# [RECORDS PROVIDED]
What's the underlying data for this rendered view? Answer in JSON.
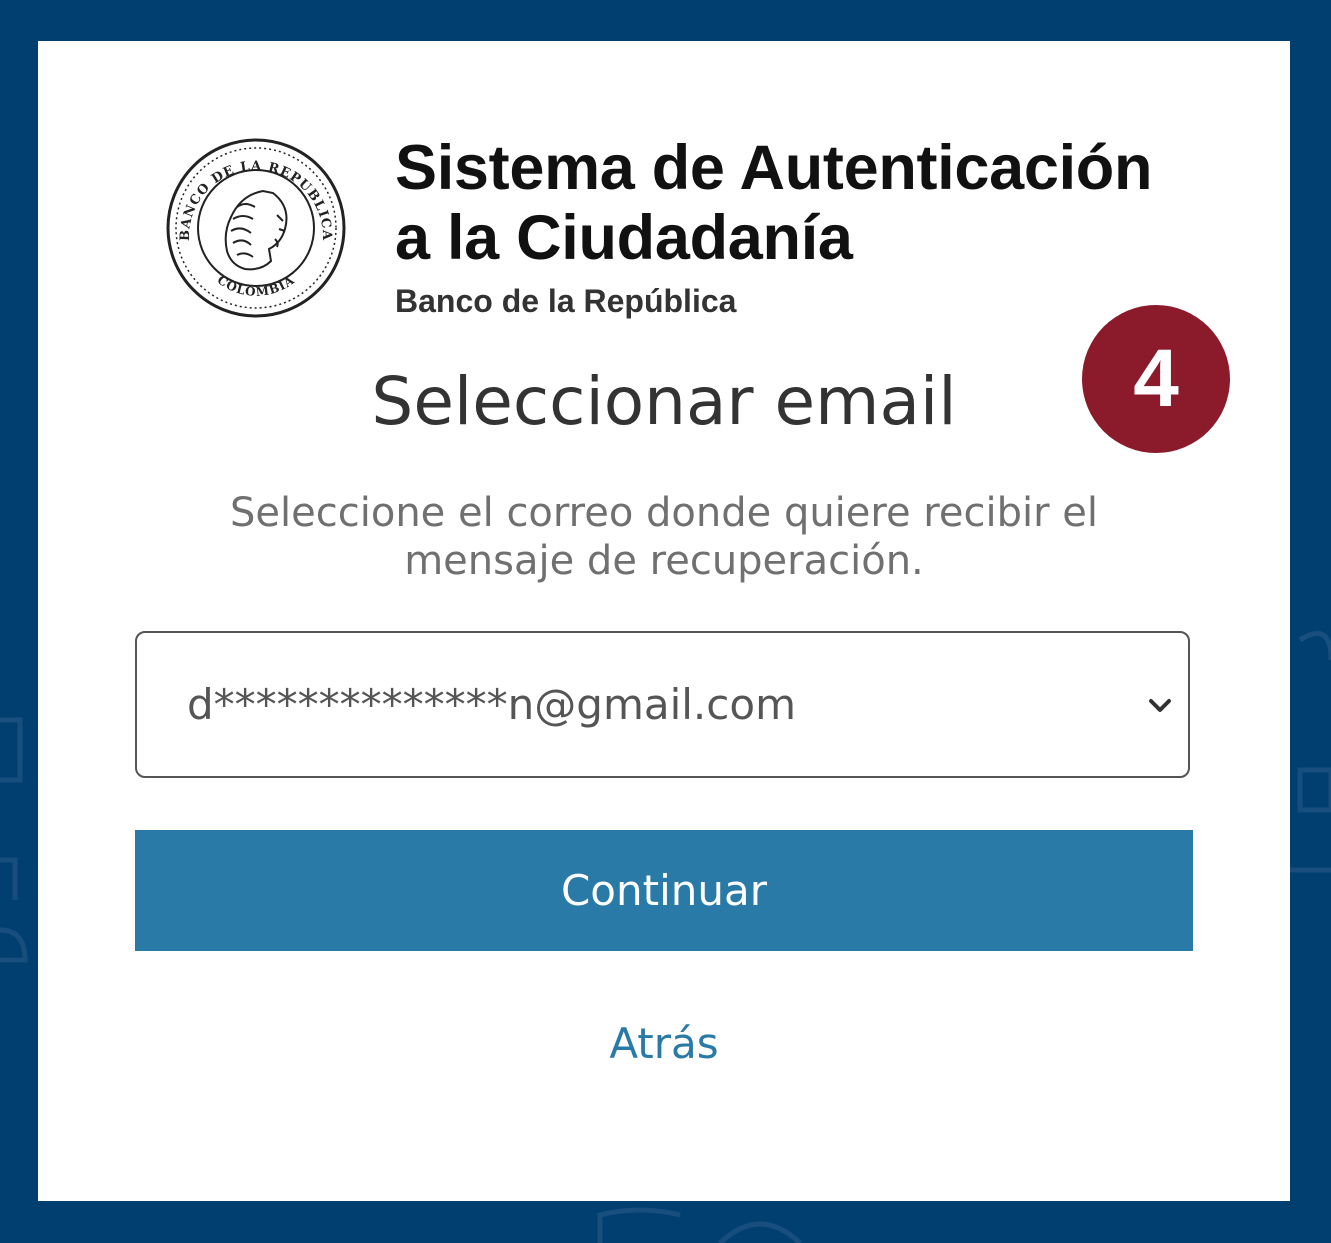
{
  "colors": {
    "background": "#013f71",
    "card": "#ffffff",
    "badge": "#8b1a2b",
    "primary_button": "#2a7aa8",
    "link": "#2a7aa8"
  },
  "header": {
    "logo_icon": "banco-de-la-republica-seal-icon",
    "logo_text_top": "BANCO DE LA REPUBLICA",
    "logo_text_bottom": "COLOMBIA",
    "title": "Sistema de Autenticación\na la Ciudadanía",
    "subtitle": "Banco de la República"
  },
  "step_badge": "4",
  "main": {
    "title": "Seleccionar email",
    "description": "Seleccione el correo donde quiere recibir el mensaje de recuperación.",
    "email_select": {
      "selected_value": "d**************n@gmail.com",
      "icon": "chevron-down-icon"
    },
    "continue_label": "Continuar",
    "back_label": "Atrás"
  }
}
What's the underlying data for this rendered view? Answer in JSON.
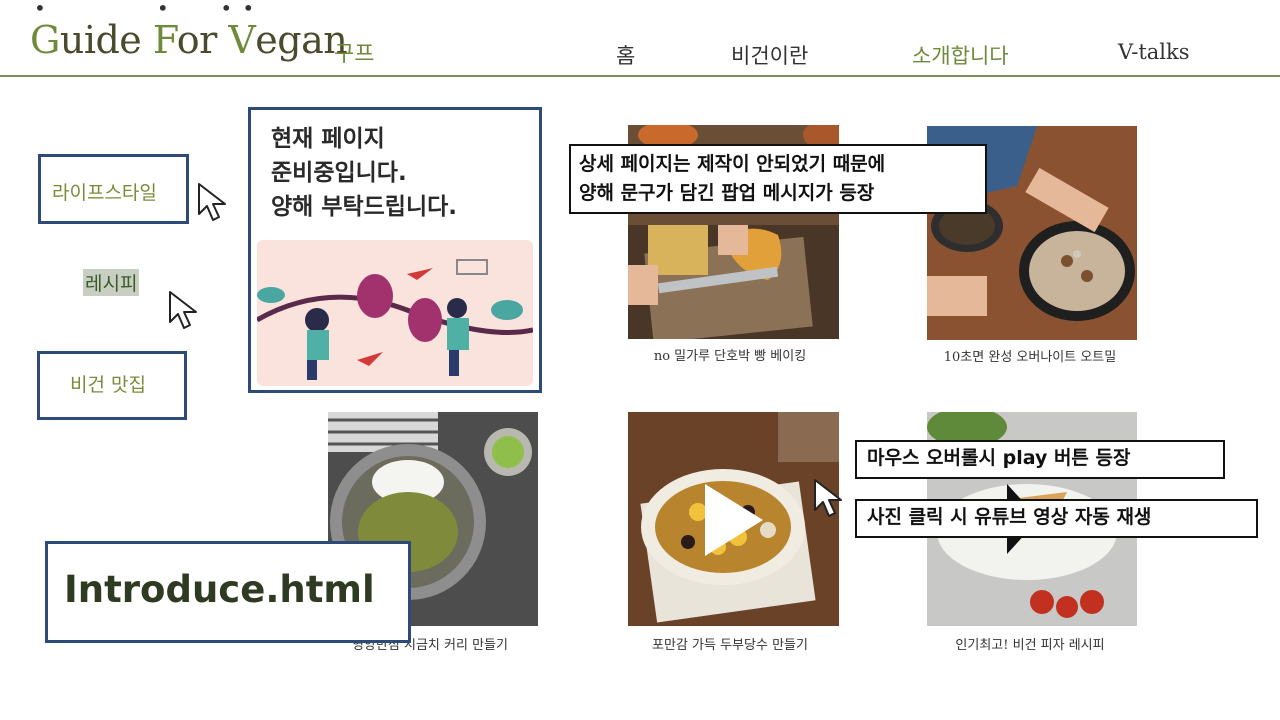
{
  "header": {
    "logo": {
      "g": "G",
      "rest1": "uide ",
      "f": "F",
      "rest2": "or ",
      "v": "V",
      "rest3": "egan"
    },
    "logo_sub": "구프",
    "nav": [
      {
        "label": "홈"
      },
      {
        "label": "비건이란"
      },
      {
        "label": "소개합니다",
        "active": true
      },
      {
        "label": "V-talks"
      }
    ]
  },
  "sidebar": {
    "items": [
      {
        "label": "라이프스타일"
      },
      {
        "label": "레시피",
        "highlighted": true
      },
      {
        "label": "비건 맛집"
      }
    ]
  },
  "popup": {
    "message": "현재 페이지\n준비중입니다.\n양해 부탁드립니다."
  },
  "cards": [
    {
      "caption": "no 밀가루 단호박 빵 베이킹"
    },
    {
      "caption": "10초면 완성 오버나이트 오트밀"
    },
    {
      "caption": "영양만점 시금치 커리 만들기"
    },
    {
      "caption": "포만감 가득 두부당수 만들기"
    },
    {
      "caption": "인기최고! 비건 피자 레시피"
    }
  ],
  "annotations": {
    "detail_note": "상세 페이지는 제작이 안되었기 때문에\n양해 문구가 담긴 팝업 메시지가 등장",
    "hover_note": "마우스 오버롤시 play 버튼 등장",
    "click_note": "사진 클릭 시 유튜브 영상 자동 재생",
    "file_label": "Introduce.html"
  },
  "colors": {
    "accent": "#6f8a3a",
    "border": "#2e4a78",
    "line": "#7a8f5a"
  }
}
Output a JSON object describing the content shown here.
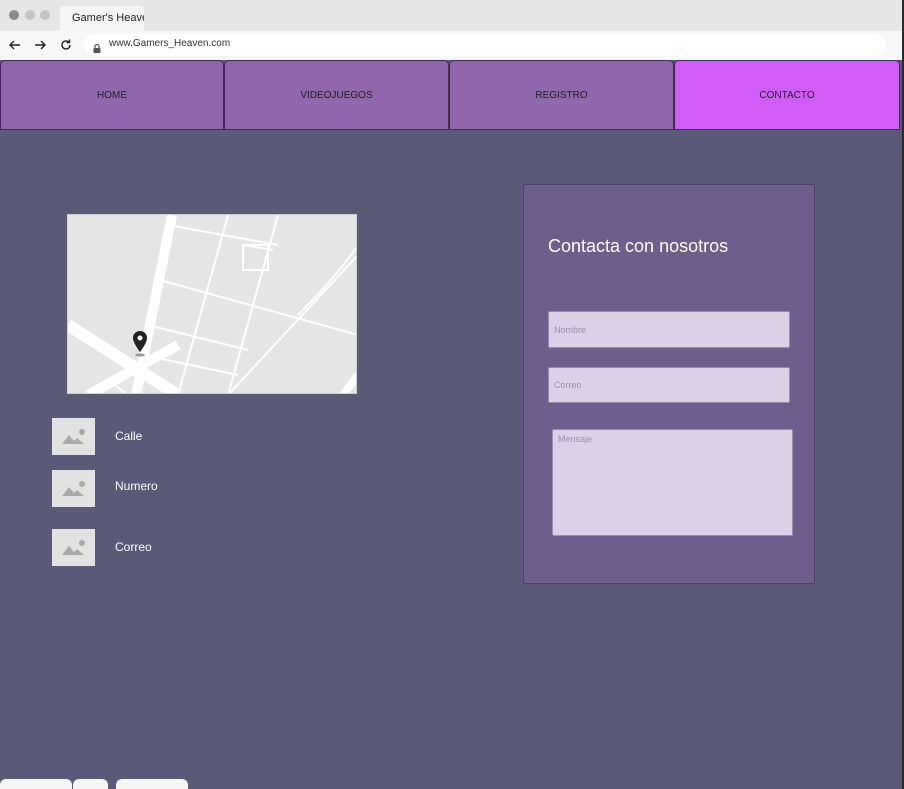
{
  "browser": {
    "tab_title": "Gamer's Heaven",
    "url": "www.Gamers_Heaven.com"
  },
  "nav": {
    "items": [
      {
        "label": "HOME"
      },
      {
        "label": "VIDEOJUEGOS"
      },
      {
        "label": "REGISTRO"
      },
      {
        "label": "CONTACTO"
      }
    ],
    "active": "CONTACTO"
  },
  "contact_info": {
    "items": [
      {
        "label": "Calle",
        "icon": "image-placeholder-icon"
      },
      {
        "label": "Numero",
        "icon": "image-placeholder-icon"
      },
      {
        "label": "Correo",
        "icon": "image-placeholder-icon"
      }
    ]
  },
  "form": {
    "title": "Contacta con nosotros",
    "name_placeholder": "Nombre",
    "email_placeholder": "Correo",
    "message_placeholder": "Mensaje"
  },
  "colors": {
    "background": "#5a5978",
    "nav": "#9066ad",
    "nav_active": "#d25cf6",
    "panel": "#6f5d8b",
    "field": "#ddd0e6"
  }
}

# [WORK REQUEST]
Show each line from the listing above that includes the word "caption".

# [RESULT OF THIS EXERCISE]
      "caption": "no 밀가루 단호박 빵 베이킹"
      "caption": "10초면 완성 오버나이트 오트밀"
      "caption": "영양만점 시금치 커리 만들기"
      "caption": "포만감 가득 두부당수 만들기"
      "caption": "인기최고! 비건 피자 레시피"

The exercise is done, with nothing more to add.